(Data records for software interfaces)
· · ·

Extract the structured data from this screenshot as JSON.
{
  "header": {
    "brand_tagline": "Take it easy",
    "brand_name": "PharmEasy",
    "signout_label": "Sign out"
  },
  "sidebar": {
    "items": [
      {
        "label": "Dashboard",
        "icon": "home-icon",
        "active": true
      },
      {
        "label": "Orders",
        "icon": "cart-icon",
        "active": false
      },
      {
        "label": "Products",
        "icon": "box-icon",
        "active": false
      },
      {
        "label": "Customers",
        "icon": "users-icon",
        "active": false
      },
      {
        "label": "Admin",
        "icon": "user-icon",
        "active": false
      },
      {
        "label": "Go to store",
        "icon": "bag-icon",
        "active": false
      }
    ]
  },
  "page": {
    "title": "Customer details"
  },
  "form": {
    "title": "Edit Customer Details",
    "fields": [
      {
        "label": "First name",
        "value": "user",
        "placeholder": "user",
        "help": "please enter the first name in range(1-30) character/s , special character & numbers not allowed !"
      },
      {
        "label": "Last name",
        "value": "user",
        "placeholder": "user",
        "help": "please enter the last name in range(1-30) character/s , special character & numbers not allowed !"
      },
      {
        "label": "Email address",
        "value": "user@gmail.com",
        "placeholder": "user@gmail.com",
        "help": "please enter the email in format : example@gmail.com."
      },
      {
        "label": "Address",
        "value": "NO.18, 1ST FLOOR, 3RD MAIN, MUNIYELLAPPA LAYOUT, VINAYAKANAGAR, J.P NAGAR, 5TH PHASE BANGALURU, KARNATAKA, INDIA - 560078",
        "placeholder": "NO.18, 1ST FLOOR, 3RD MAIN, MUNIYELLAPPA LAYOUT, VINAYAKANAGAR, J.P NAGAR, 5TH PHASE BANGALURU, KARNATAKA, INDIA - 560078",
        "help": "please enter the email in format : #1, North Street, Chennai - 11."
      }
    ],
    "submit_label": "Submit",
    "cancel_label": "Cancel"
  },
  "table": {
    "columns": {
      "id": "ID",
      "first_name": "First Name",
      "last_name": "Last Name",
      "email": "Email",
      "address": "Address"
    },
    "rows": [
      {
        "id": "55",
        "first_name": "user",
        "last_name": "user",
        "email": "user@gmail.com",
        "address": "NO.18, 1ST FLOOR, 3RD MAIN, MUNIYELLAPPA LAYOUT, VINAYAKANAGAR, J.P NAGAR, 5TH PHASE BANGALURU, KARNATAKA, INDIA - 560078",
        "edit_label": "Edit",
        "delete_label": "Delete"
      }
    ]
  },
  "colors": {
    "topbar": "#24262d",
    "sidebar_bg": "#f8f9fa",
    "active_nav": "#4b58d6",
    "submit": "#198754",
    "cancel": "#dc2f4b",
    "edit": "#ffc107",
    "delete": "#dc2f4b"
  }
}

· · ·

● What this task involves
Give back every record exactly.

● Solution for this problem
Extract the structured data from this screenshot as JSON.
{
  "header": {
    "brand_tagline": "Take it easy",
    "brand_name": "PharmEasy",
    "signout_label": "Sign out"
  },
  "sidebar": {
    "items": [
      {
        "label": "Dashboard",
        "icon": "home-icon",
        "active": true
      },
      {
        "label": "Orders",
        "icon": "cart-icon",
        "active": false
      },
      {
        "label": "Products",
        "icon": "box-icon",
        "active": false
      },
      {
        "label": "Customers",
        "icon": "users-icon",
        "active": false
      },
      {
        "label": "Admin",
        "icon": "user-icon",
        "active": false
      },
      {
        "label": "Go to store",
        "icon": "bag-icon",
        "active": false
      }
    ]
  },
  "page": {
    "title": "Customer details"
  },
  "form": {
    "title": "Edit Customer Details",
    "fields": [
      {
        "label": "First name",
        "value": "user",
        "placeholder": "user",
        "help": "please enter the first name in range(1-30) character/s , special character & numbers not allowed !"
      },
      {
        "label": "Last name",
        "value": "user",
        "placeholder": "user",
        "help": "please enter the last name in range(1-30) character/s , special character & numbers not allowed !"
      },
      {
        "label": "Email address",
        "value": "user@gmail.com",
        "placeholder": "user@gmail.com",
        "help": "please enter the email in format : example@gmail.com."
      },
      {
        "label": "Address",
        "value": "NO.18, 1ST FLOOR, 3RD MAIN, MUNIYELLAPPA LAYOUT, VINAYAKANAGAR, J.P NAGAR, 5TH PHASE BANGALURU, KARNATAKA, INDIA - 560078",
        "placeholder": "NO.18, 1ST FLOOR, 3RD MAIN, MUNIYELLAPPA LAYOUT, VINAYAKANAGAR, J.P NAGAR, 5TH PHASE BANGALURU, KARNATAKA, INDIA - 560078",
        "help": "please enter the email in format : #1, North Street, Chennai - 11."
      }
    ],
    "submit_label": "Submit",
    "cancel_label": "Cancel"
  },
  "table": {
    "columns": {
      "id": "ID",
      "first_name": "First Name",
      "last_name": "Last Name",
      "email": "Email",
      "address": "Address"
    },
    "rows": [
      {
        "id": "55",
        "first_name": "user",
        "last_name": "user",
        "email": "user@gmail.com",
        "address": "NO.18, 1ST FLOOR, 3RD MAIN, MUNIYELLAPPA LAYOUT, VINAYAKANAGAR, J.P NAGAR, 5TH PHASE BANGALURU, KARNATAKA, INDIA - 560078",
        "edit_label": "Edit",
        "delete_label": "Delete"
      }
    ]
  },
  "colors": {
    "topbar": "#24262d",
    "sidebar_bg": "#f8f9fa",
    "active_nav": "#4b58d6",
    "submit": "#198754",
    "cancel": "#dc2f4b",
    "edit": "#ffc107",
    "delete": "#dc2f4b"
  }
}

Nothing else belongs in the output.